_WORK INSTRUCTION_. Your task is to repeat the entries exactly. Leave the pictures out.

-- -- --

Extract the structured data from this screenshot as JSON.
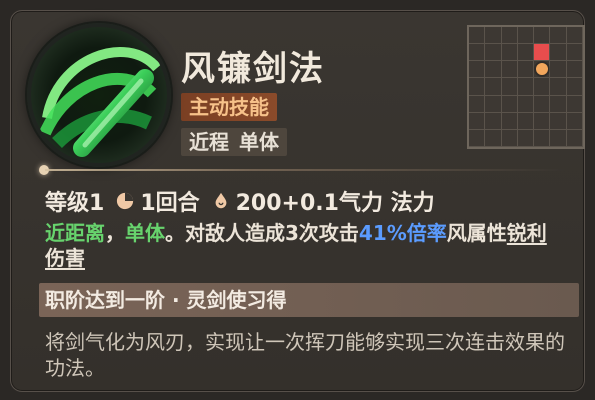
{
  "skill": {
    "name": "风镰剑法",
    "type_label": "主动技能",
    "range": "近程",
    "target": "单体"
  },
  "grid": {
    "rows": 7,
    "cols": 7,
    "highlight_red": [
      1,
      4
    ],
    "user_position": [
      2,
      4
    ]
  },
  "stats": {
    "level": "等级1",
    "cooldown": "1回合",
    "cost": "200+0.1气力 法力"
  },
  "description": {
    "part1": "近距离",
    "part2": "，",
    "part3": "单体",
    "part4": "。对敌人造成3次攻击",
    "part5": "41%倍率",
    "part6": "风属性",
    "part7": "锐利伤害"
  },
  "requirement": "职阶达到一阶 · 灵剑使习得",
  "lore": "将剑气化为风刃，实现让一次挥刀能够实现三次连击效果的功法。",
  "colors": {
    "red_cell": "#e84d4d",
    "dot": "#f2a65c",
    "green_text": "#67d36d",
    "blue_text": "#5b9cff",
    "skill_type_bg": "#8b4b2a"
  }
}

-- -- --

_RESPONSE TO THIS EXERCISE_.
Extract the structured data from this screenshot as JSON.
{
  "skill": {
    "name": "风镰剑法",
    "type_label": "主动技能",
    "range": "近程",
    "target": "单体"
  },
  "grid": {
    "rows": 7,
    "cols": 7,
    "highlight_red": [
      1,
      4
    ],
    "user_position": [
      2,
      4
    ]
  },
  "stats": {
    "level": "等级1",
    "cooldown": "1回合",
    "cost": "200+0.1气力 法力"
  },
  "description": {
    "part1": "近距离",
    "part2": "，",
    "part3": "单体",
    "part4": "。对敌人造成3次攻击",
    "part5": "41%倍率",
    "part6": "风属性",
    "part7": "锐利伤害"
  },
  "requirement": "职阶达到一阶 · 灵剑使习得",
  "lore": "将剑气化为风刃，实现让一次挥刀能够实现三次连击效果的功法。",
  "colors": {
    "red_cell": "#e84d4d",
    "dot": "#f2a65c",
    "green_text": "#67d36d",
    "blue_text": "#5b9cff",
    "skill_type_bg": "#8b4b2a"
  }
}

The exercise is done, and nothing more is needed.